*Corresponding author: Daniel Jaffe, Department of Physical Education, United States Military Academy, West Point, 10996, New York, USA, Email: Daniel.Jaffe@usma.edu
Submission: January 25, 2018; Published: February 23, 2018
Volume1 Issue5 February 2018
Background and purpose: Diet and muscle fiber type are all major factors in predicting intramuscular carnosine concentration . Constituent substrate availability, including the amino acids L-histidine and more specifically beta alanine, play the greatest role in determining the concentration of intramuscular carnosine, a potent intracellular Hydrogen ion buffer. The purpose of this review is to analyze the efficacy of beta alanine supplementation on exercise performance, specifically activities relying on anaerobic glycolysis.
Method: The review included articles from peer-reviewed journals with sufficient data related to the purpose and focus of the study.

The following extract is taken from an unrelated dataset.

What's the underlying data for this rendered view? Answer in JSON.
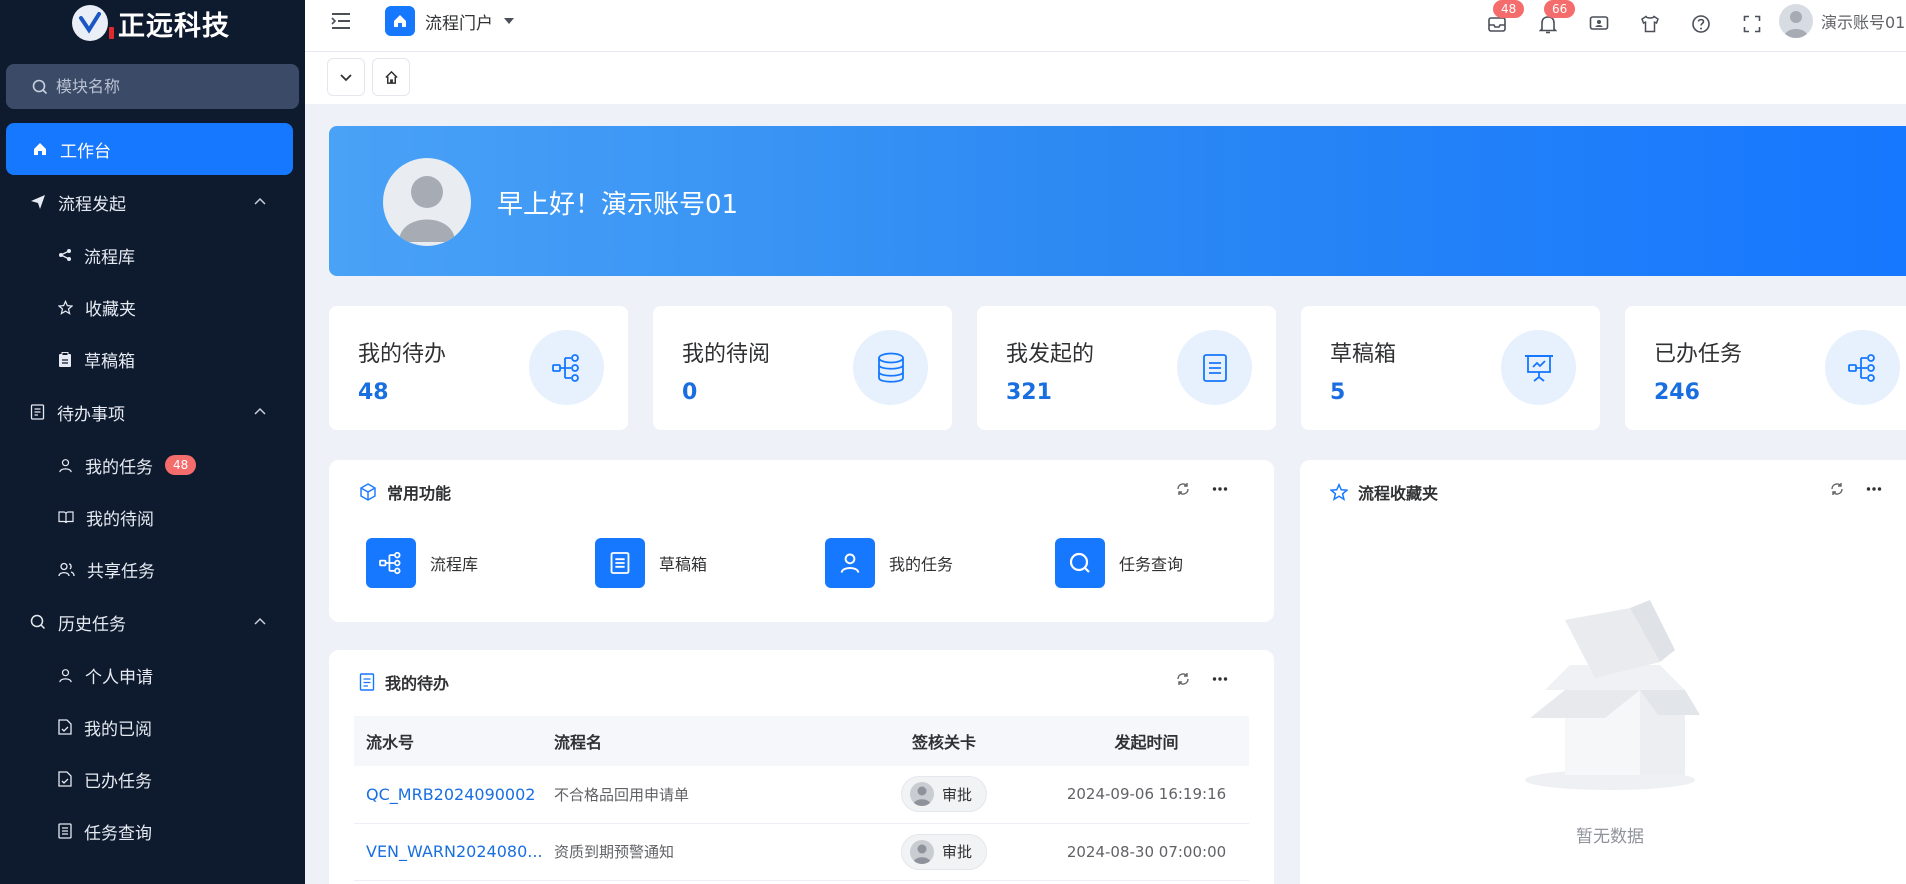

Inclusion criteria included randomized control trials, systematic reviews and meta-analysis published since 2007.
Results: Twenty relevant studies were identified; various experimental protocols were employed, including both acute and chronic effects of beta alanine supplementation on physical performance. All studies were published 2007 through 2017, providing a robust overview of experimentation over the last 10 years.

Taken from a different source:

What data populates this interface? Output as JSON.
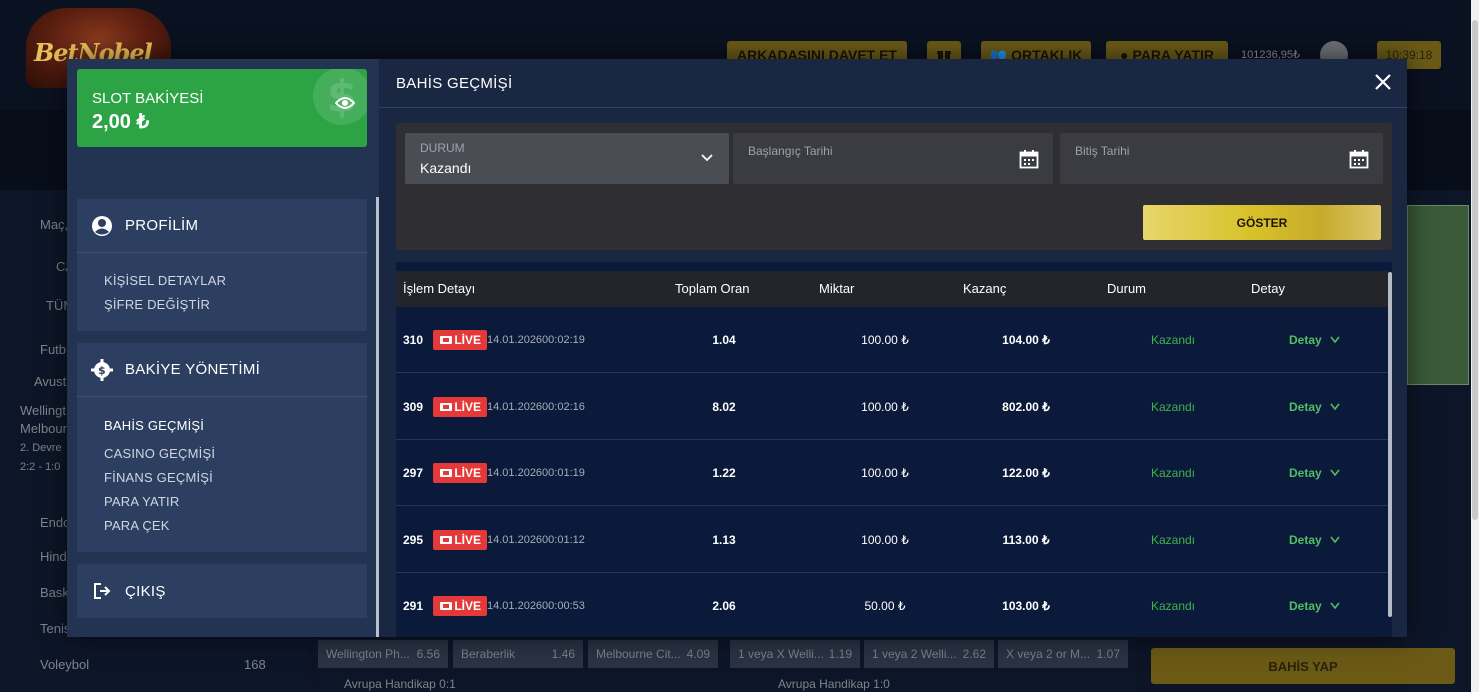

Discussion and conclusion: Among studies analyzed in this mini-review, the consensus reached regarding the efficacy of beta alanine supplementation for performance enhancement was relatively positive. Most studies followed similar supplementary strategies, consuming anywhere from 1.6 to 6.4g/day for 2 to 10 weeks. The majority of these studies demonstrated statistically significant increases in intramuscular carnosine content, a physiological parameter that is positively correlated with sprinting and power performance. Many studies presented results in support of enhanced muscular endurance performance subsequent to supplementation relative to the placebo group. Researchers also noted a decline in peak aerobic capacity concurrent to a delay in the onset of blood lactate accumulation, supporting the notion of enhanced glycolytic capacity. More research is necessary to identify optimal dosing strategies for performance optimization across the spectrum of physical activities.